Am I On Track?

Updated: Mar 30

It's time to take stock of your life goals


Life has been busy. You’ve been working, maybe building a family, and learning a ton of things like how to fix a toilet, cook a meal with what’s left in the fridge, and what your kids might be doing on Snapchat. You’ve gone through life so far doing mostly alright financially but really just winging it when it comes to your money: you have an occasional late payment, you make random contributions to your RRSP, and you opened a TFSA because you’ve heard that’s a good idea. Now you’re pausing to ask yourself, “How am I doing? Am I on track?”


What does “on track” mean for you?


Most people think about retirement savings when they wonder whether they are on track – this makes sense because retirement this is the biggest savings goal of them all.


But there are other things in your life besides retirement. You might want to help your children with their education costs, or you’d like to buy some property outside of the city. Maybe you’d like to give your children money for a down payment. So many competing goals!


Can all of these goals have a place in your life? Maybe yes, maybe no. Better to find out now instead of winging it and hoping it will all work out. Wouldn’t it be great to know what’s possible and what you need to do to get there?

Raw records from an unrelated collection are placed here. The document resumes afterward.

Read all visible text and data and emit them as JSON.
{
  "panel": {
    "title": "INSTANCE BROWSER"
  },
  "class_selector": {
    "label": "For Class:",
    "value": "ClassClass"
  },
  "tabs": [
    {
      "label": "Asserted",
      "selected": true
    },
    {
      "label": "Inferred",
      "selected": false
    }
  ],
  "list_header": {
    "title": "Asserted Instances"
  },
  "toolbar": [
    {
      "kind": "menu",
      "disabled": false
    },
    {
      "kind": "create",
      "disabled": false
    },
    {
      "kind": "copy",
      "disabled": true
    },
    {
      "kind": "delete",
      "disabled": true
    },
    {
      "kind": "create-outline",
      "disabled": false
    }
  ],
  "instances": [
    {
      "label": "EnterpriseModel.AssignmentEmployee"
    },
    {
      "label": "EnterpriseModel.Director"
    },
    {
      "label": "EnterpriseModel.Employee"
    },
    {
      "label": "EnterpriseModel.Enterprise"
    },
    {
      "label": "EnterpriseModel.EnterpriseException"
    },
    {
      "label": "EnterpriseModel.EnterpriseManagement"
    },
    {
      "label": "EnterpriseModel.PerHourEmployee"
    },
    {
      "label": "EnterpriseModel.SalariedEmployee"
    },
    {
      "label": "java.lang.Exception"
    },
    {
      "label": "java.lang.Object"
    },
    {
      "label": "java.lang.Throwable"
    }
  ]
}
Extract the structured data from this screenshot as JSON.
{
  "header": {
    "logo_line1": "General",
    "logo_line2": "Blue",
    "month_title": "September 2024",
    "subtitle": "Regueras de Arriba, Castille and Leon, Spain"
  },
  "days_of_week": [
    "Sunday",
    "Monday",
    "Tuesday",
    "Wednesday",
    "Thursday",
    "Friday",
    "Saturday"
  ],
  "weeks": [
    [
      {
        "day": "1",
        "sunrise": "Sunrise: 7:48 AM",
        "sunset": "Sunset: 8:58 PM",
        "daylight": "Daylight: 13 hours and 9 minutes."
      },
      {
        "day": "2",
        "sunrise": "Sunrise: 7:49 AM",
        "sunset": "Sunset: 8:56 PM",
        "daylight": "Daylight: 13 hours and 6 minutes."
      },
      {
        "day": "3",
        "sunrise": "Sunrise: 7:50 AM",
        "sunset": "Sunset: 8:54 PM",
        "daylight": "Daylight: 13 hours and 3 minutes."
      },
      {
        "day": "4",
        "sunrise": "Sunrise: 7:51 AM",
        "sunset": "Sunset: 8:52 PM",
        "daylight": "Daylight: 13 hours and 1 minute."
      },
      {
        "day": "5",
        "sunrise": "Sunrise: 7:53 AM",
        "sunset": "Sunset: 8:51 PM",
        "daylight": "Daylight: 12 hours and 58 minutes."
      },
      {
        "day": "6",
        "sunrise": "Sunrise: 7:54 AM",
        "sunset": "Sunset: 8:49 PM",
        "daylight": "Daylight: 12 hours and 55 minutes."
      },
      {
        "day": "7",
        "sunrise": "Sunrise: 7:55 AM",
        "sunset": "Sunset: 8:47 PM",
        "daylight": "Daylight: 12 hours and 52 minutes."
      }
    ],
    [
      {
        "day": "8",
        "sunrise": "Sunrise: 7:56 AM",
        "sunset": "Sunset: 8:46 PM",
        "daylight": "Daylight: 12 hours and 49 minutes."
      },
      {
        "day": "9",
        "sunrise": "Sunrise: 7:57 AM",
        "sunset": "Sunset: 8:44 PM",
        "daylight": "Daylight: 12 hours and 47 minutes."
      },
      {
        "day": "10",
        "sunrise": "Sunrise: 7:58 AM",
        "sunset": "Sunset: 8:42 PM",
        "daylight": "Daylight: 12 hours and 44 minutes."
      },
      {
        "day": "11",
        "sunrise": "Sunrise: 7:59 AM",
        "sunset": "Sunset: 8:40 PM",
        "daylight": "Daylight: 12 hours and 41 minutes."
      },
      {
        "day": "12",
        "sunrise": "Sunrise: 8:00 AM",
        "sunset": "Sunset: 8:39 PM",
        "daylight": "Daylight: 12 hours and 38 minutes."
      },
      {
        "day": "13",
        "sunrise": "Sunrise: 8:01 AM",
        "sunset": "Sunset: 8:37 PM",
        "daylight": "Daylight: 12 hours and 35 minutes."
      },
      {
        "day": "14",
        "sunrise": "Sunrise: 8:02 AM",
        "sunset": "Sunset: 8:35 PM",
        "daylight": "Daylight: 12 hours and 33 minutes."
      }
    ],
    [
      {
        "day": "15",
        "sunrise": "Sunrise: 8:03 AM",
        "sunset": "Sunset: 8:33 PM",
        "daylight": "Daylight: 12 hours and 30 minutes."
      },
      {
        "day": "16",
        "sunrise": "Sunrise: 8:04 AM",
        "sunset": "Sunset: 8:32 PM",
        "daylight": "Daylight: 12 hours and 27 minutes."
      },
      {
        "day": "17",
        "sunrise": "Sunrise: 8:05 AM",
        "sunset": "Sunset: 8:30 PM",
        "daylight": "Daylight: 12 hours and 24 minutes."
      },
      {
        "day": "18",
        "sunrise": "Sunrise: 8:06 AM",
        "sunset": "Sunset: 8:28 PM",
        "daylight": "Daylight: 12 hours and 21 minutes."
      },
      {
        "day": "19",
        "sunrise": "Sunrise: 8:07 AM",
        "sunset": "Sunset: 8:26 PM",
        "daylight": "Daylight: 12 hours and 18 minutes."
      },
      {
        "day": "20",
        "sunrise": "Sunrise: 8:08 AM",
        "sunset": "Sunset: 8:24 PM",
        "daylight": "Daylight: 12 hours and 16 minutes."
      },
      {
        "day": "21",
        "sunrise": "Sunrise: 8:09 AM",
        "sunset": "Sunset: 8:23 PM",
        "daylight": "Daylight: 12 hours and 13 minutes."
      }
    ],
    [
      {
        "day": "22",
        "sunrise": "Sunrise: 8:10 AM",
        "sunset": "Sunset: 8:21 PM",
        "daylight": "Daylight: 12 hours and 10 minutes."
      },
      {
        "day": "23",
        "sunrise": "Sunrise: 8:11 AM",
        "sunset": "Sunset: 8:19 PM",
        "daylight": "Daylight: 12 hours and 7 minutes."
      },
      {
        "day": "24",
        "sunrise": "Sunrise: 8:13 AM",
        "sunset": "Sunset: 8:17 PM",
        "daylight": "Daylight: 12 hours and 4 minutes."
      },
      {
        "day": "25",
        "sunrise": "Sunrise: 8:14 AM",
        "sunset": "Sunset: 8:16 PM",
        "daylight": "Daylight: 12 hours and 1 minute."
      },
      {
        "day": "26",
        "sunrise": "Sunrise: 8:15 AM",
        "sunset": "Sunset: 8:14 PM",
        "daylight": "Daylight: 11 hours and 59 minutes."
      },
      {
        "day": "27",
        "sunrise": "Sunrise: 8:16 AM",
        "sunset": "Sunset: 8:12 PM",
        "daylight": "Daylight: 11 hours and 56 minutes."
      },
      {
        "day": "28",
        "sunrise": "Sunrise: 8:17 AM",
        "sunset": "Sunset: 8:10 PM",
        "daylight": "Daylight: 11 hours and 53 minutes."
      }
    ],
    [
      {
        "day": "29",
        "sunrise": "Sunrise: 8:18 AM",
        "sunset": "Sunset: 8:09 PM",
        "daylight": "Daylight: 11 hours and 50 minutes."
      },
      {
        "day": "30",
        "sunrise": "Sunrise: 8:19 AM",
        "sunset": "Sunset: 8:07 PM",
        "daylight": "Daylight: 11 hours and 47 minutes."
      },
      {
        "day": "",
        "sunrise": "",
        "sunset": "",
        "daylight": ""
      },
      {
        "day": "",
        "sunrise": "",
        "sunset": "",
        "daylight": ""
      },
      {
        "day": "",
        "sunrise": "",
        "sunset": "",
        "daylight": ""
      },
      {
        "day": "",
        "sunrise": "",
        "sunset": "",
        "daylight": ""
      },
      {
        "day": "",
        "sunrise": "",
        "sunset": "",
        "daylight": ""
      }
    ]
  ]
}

How much do you need for everything you want to do?


Start putting numbers to paper. How much do you need for retirement? For a property purchase? For education? When do you aim to reach these goals? Here’s when getting some help from a financial planner or a financial coach comes in handy. As a coach, I can help you estimate the costs and show you how to account for inflation and investment returns. I can then work the spreadsheets to come up with a savings plan.


Separate your savings into buckets


If all of your savings are lumped in together, how do you know if your savings are on track for each goal? How much of your TFSA money is for retirement? How much is for that piece of property? What if you spend the TFSA money on the property – what does that mean for your retirement savings?


Having an account for each goal allows you to see how you’re progressing. You can always move money from one account to another if things change. It’s encouraging to check your accounts and see that you are getting closer to a goal.


Getting organized


Spreadsheets are the most essential tool in the financial planning toolbox. They are like a canvas for the artist and Google Maps for the Uber driver. There’s no better way to track and analyze your finances. There are many apps available to help you track your spending, for example, but a spreadsheet is totally customizable and flexible. You can make it do pretty much whatever you want. It’s easy to learn the basics of using spreadsheets, and a skill well-worth acquiring. (Read more here about my “Learn to use spreadsheets” workshop.)


Below I’ve put together an example of how you can use spreadsheets to organize your goals. Assume you have three savings goals: education, down payment and retirement. Each goal has a time horizon attached to it and a monthly savings amount. The table on the left is the haphazard approach to savings – the table on the right shows you how to set up accounts to allocate your savings to specific goals.


With these goals laid out, you can figure out whether saving $1,725 a month is realistic for you in light of your income, expenses and spending habits. If not, we can adjust the time horizon for buying a property or retiring and see if that’s a more realistic goal for you. Or, we can build a spending tracker (in a spreadsheet, of course) and see where you might be able to cut down on spending and save more.



This is just one way to use spreadsheets in financial planning. Click here to read more about The Planner, my proprietary spreadsheet developed for Clarity. With the planner, you get a customized summary and analysis of your financial life - and you get your own copy to keep forever when you’re a Clarity client.


Your personal instruction booklet


Knowing whether you are on track, whether your goals and dreams are achievable, and what you need to do to get there will serve as a set of instructions for the coming years. Follow the instructions, and the thing will get built. Spending some time and money on figuring it out and getting the plan set up is time and money well worth spending.